14-Year-Old Sports Director?
At this point, freshman year of high school was drawing to a close. The Sports Director and lead student broadcaster at WEEM was graduating and the position was open.
I didn’t apply. Why?
I thought I was too young and unqualified for the job, so therefore why apply?
The bell had just rung on 7th hour and school was released with just a few weeks to go in the academic calendar. As I walked down the hallway toward my locker, Mr. Smith pulled me aside. It was a day before the applications were due.
He stated and asked, “Tyler I noticed you didn’t apply for Sports Director, any reason why?”
“No, I just thought I wouldn’t have a shot since I’m only a freshman.”
“Well, at least apply. If you don’t apply, you’ll never even have a shot. Let the person evaluating the applications determine if you’re qualified or not. The applications are due tomorrow. Why don’t you fill one out tonight and bring it back tomorrow, and just see how the interview goes?”
Always after his approval, I said, “Okay, I will.”
One of the best pieces of advice I ever received… “If you don’t apply, you’ll never even have a shot. Let the person evaluating the applications determine if you’re qualified or not.”
I applied, interviewed with Mr. Petrey and Mr. Smith, and got the position.
Elated and somewhat confused when I found out, I asked, “Why did you choose me? I’m not even the best broadcaster. Why didn’t you choose one of the upperclassmen, you know seniority?”
Mr. Smith said it had a lot to do with my three-ring binder I had brought to the baseball games.
I was the first student to come to a broadcast having put in some work outside other than just showing up. If I was willing to work on my own, he felt as though he could help make me better.
So, here I am, 14-year-old Tyler Bradfield, and now the Sports Director and lead student play-by-play broadcaster of our high school radio station.
My first big break, all because of a three-ring binder.
How in the hell did I get here?
Let’s not fail to address the group of jealous, and somewhat angered upperclassmen, now taking a back seat to me. I had worked all year for their approval, and now I had leaped frog them all because I showed up to a baseball game with a three-ring binder. What had I done? They were pissed at me now, and I just wanted to be accepted by them.

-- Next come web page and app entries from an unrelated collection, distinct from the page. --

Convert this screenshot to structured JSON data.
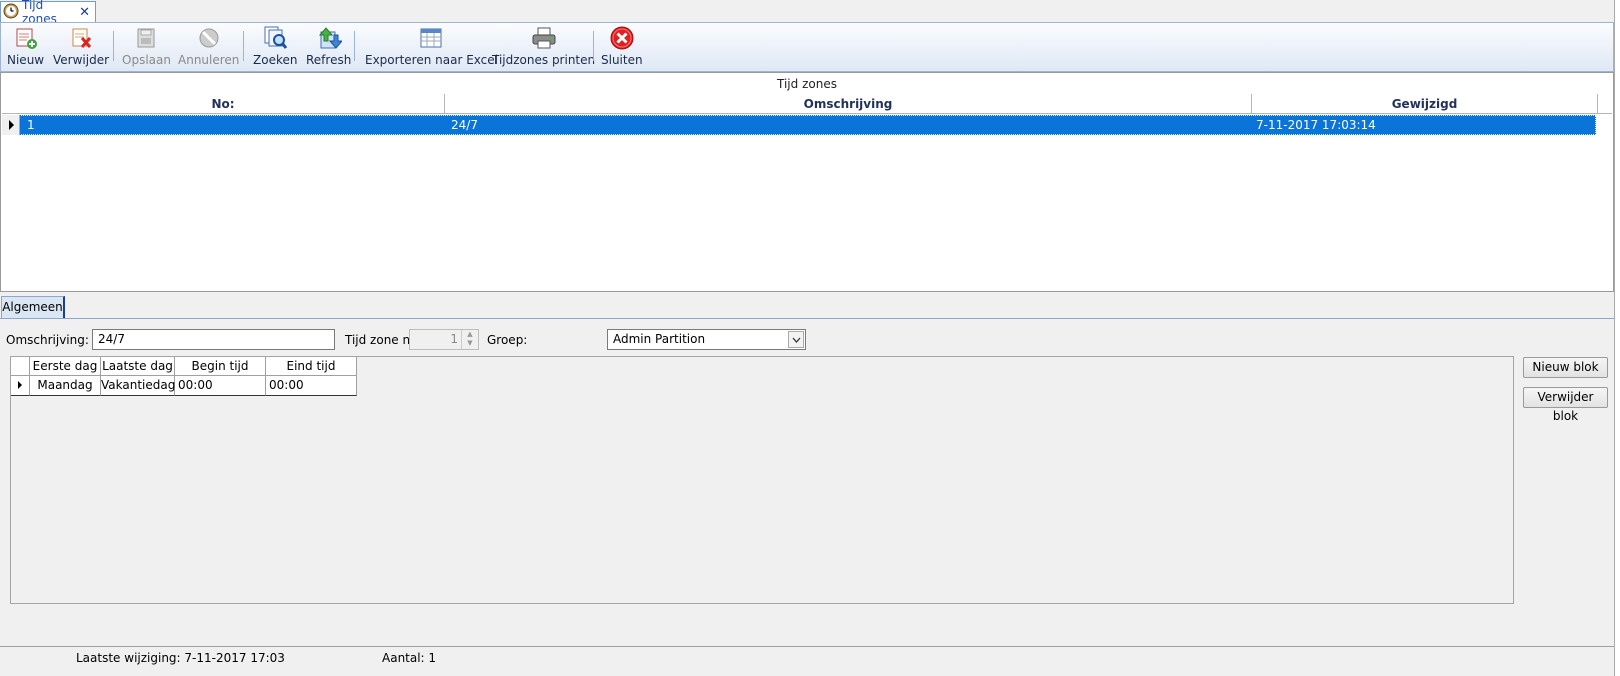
{
  "tab": {
    "title": "Tijd zones",
    "close": "✕"
  },
  "toolbar": {
    "buttons": [
      {
        "label": "Nieuw",
        "icon": "new-record-icon",
        "enabled": true
      },
      {
        "label": "Verwijder",
        "icon": "delete-record-icon",
        "enabled": true
      },
      {
        "label": "Opslaan",
        "icon": "save-icon",
        "enabled": false
      },
      {
        "label": "Annuleren",
        "icon": "cancel-icon",
        "enabled": false
      },
      {
        "label": "Zoeken",
        "icon": "search-icon",
        "enabled": true
      },
      {
        "label": "Refresh",
        "icon": "refresh-icon",
        "enabled": true
      },
      {
        "label": "Exporteren naar Excel",
        "icon": "excel-export-icon",
        "enabled": true
      },
      {
        "label": "Tijdzones printen",
        "icon": "printer-icon",
        "enabled": true
      },
      {
        "label": "Sluiten",
        "icon": "close-circle-icon",
        "enabled": true
      }
    ]
  },
  "grid": {
    "caption": "Tijd zones",
    "columns": [
      "No:",
      "Omschrijving",
      "Gewijzigd"
    ],
    "rows": [
      {
        "no": "1",
        "omschrijving": "24/7",
        "gewijzigd": "7-11-2017 17:03:14"
      }
    ]
  },
  "detail": {
    "tab_label": "Algemeen",
    "omschrijving_label": "Omschrijving:",
    "omschrijving_value": "24/7",
    "tijdzone_label": "Tijd zone nr:",
    "tijdzone_value": "1",
    "groep_label": "Groep:",
    "groep_value": "Admin Partition",
    "blocks": {
      "columns": [
        "Eerste dag",
        "Laatste dag",
        "Begin tijd",
        "Eind tijd"
      ],
      "rows": [
        {
          "eerste": "Maandag",
          "laatste": "Vakantiedag",
          "begin": "00:00",
          "eind": "00:00"
        }
      ]
    },
    "new_block_label": "Nieuw blok",
    "delete_block_label": "Verwijder blok"
  },
  "status": {
    "last_change": "Laatste wijziging: 7-11-2017 17:03",
    "count": "Aantal: 1"
  },
  "colors": {
    "selection": "#0a74d9",
    "tab_text": "#1b4fbb",
    "close_red": "#e02020"
  }
}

Well, at least I had the summer to process everything.
But with some of those upperclassmen now turning against me, I got a little big headed. The once shy, 14-year-old freshman now had some confidence to his step. Not only had I passed up these upperclassmen behind the mic and within the radio station, I would also take one of their girlfriends the following year…
I think that’s a great place to start next time.
Hello sophomore year, WEEM Sports Director, and the infamous homecoming dance…
Tyler Bradfield is a play-by-play broadcaster on ESPN3, the Ball State Radio Network, and an Emmy Award Winner. As the graduate assistant of Ball State Sports Link, Tyler will be contributing his “Boradcaster’s Journey” blog special to Chirp City in 2017. Follow @Bradfield323 and @bsusportslink on Twitter.